All Saints Day
All Hallows’ Day sees us celebrate the memory of the holy ones in heaven with God. The three pathways to being declared a saint are heroic virtue, mysticism and martyrdom. In the last category there are four subdivisions: white martyrdom, where you are persecuted for the faith, but never shed blood; green martyrdom, where you do extreme penance and fasting for the love of God; red martyrdom, where you are killed for the faith; and the most recent category, introduced in 2017 by Pope Francis, a martyr of charity, where you die as a result of putting yourself at risk in the service of others.
The first people honoured as Saints by the earliest Christians were martyrs. The word “martyr” comes from the word “witness”. In fact, All Saints’ Day, celebrated throughout the Church on 1 November, has its roots in the early Church’s Martyrs’ Day, attested to by a hymn written in 359 by St Ephraim. The name was changed to All Saints’ Day in the seventh century.
Our Christian foremothers and forefathers counted themselves blessed to suffer and die as Jesus suffered and died. Indeed, the requirement that a child being baptised must have godparents comes from the time of Christian persecution. Those who had left their Jewish or Gentile families to join the Christian community knew they might be martyred for their faith; to ensure their children would not be returned to their non-Christian extended families they would ask other Christians in God’s name to swear they would take them into their homes and raise them as their own in the event of their deaths. A godparent was honoured to raise the children of those persecuted for the kingdom of heaven.
Prophets and martyrs are often linked. They are put to death because they cannot live any other way. Such is the liberty of spirit, thirst for justice and witness to truth they embody, they threaten the social and religious leaders of their time and place so much that they have to be silenced.
The glorification of suffering and martyrdom can attract fanatics. As uncomfortable as it is for Christians to admit, some of our martyrs did not die with the healthiest of religious motivations. We only have to read their letters to discover that some actively went looking for death: longing and praying that “the crown of martyrdom” would be granted to them. Paradise awaited.
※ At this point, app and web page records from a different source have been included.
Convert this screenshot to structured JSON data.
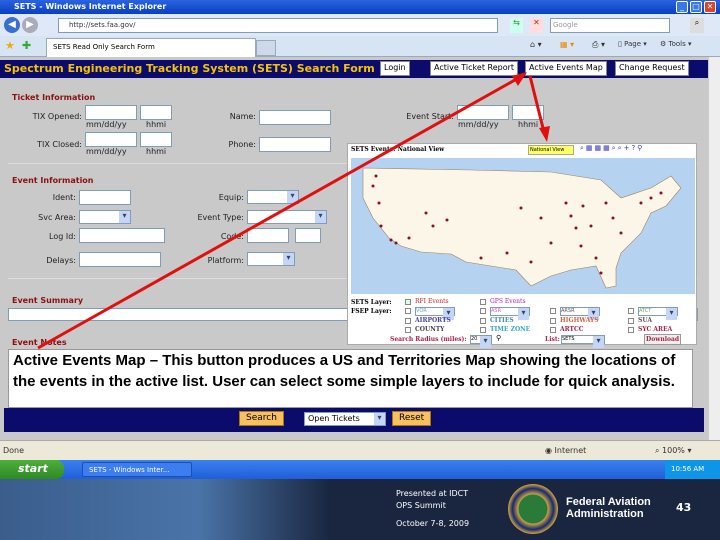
{
  "window": {
    "title": "SETS - Windows Internet Explorer",
    "address": "http://sets.faa.gov/",
    "search_placeholder": "Google",
    "tab": "SETS Read Only Search Form",
    "home": "Page",
    "tools": "Tools"
  },
  "header": {
    "title": "Spectrum Engineering Tracking System (SETS) Search Form",
    "buttons": [
      "Login",
      "Active Ticket Report",
      "Active Events Map",
      "Change Request"
    ]
  },
  "ticket": {
    "section": "Ticket Information",
    "tix_opened": "TIX Opened:",
    "tix_closed": "TIX Closed:",
    "date_hint": "mm/dd/yy",
    "time_hint": "hhmi",
    "name": "Name:",
    "phone": "Phone:",
    "event_start": "Event Start:"
  },
  "event": {
    "section": "Event Information",
    "ident": "Ident:",
    "svc_area": "Svc Area:",
    "log_id": "Log Id:",
    "delays": "Delays:",
    "equip": "Equip:",
    "event_type": "Event Type:",
    "code": "Code:",
    "platform": "Platform:"
  },
  "summary": {
    "section": "Event Summary"
  },
  "notes": {
    "section": "Event Notes"
  },
  "overlay_text": "Active Events Map – This button produces a US and Territories Map showing the locations of the events in the active list. User can select some simple layers to include for quick analysis.",
  "footer": {
    "search": "Search",
    "filter": "Open Tickets",
    "reset": "Reset"
  },
  "map": {
    "title": "SETS Events: National View",
    "view": "National View",
    "sets_layer": "SETS Layer:",
    "fsep_layer": "FSEP Layer:",
    "layers": {
      "rfi": "RFI Events",
      "gps": "GPS Events",
      "vor": "VOR",
      "asr": "ASR",
      "arsr": "ARSR",
      "atct": "ATCT",
      "airports": "AIRPORTS",
      "cities": "CITIES",
      "highways": "HIGHWAYS",
      "sua": "SUA",
      "county": "COUNTY",
      "timezone": "TIME ZONE",
      "artcc": "ARTCC",
      "syc": "SYC AREA"
    },
    "radius_label": "Search Radius (miles):",
    "radius": "20",
    "list_label": "List:",
    "list": "SETS",
    "download": "Download"
  },
  "status": {
    "text": "Done",
    "zone": "Internet",
    "zoom": "100%"
  },
  "taskbar": {
    "start": "start",
    "task": "SETS - Windows Inter...",
    "clock": "10:56 AM"
  },
  "slide": {
    "presented": "Presented at IDCT",
    "event": "OPS Summit",
    "date": "October 7-8, 2009",
    "org1": "Federal Aviation",
    "org2": "Administration",
    "page": "43"
  }
}
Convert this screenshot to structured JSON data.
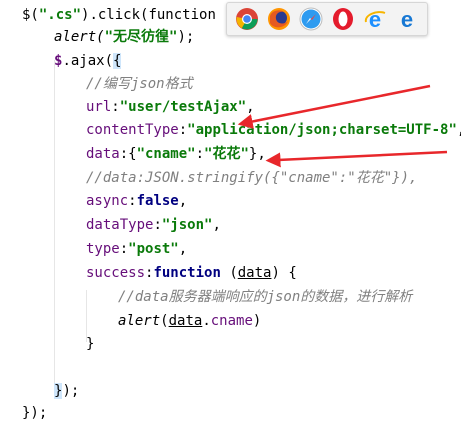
{
  "code": {
    "l1": {
      "a": "$(",
      "b": "\".cs\"",
      "c": ").click(",
      "d": "function",
      "e": " () {"
    },
    "l2": {
      "a": "alert(",
      "b": "\"无尽彷徨\"",
      "c": ");"
    },
    "l3": {
      "a": "$",
      "b": ".ajax(",
      "c": "{"
    },
    "l4": "//编写json格式",
    "l5": {
      "a": "url",
      "b": ":",
      "c": "\"user/testAjax\"",
      "d": ","
    },
    "l6": {
      "a": "contentType",
      "b": ":",
      "c": "\"application/json;charset=UTF-8\"",
      "d": ","
    },
    "l7": {
      "a": "data",
      "b": ":{",
      "c": "\"cname\"",
      "d": ":",
      "e": "\"花花\"",
      "f": "},"
    },
    "l8": "//data:JSON.stringify({\"cname\":\"花花\"}),",
    "l9": {
      "a": "async",
      "b": ":",
      "c": "false",
      "d": ","
    },
    "l10": {
      "a": "dataType",
      "b": ":",
      "c": "\"json\"",
      "d": ","
    },
    "l11": {
      "a": "type",
      "b": ":",
      "c": "\"post\"",
      "d": ","
    },
    "l12": {
      "a": "success",
      "b": ":",
      "c": "function",
      "d": " (",
      "e": "data",
      "f": ") {"
    },
    "l13": "//data服务器端响应的json的数据，进行解析",
    "l14": {
      "a": "alert",
      "b": "(",
      "c": "data",
      "d": ".",
      "e": "cname",
      "f": ")"
    },
    "l15": "}",
    "l17": {
      "a": "}",
      "b": ");"
    },
    "l18": "});"
  },
  "browsers": [
    "chrome-icon",
    "firefox-icon",
    "safari-icon",
    "opera-icon",
    "ie-icon",
    "edge-icon"
  ],
  "colors": {
    "string": "#0a7a0a",
    "keyword": "#000080",
    "property": "#660e7a",
    "comment": "#808080",
    "arrow": "#e8272b",
    "highlight": "#cfe6fb"
  }
}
There is an important distinction between being killed as a result of one’s faith and zealously seeking to die; between being martyred and being on a suicide mission.
A saint is someone who the Church believes is in heaven with God. When we declare that someone has been “canonised” (in Latin: canonizare: “admit to the authoritative list”) we are saying that because of the way they lived their Christian lives God could not deny them heaven, so they have to be added to the roster of recognized saints. Wrongly, we often think Saints are perfect, but in fact their greatest witness is how they coped with the difficulties of life and how they reflected in a variety of ways the love of God.
We hallow what God has done through them because we hope to join them. St Paul thought saints were everywhere. I think he was right, canonised or otherwise. For most of us, sanctity and martyrdom will not come in dramatic ways. The daily routine of looking after a sick child or spouse or elderly parent, or of living with a mental, physical, emotional or spiritual illness, or bearing the scourge of being unemployed, homeless or addicted, or being unable to shake off the feeling that we are unlovable: they all bring with them the reality of sharing in the lot of the martyrs and the saints.
This is the holy cloud of witnesses who saw God in this world and are now fully alive to him in the next, cheering us on in this life and all the way to the next.
Richard Leonard SJ is the author of The Law of Love: Modern Words for Ancient Wisdom (Paulist Press).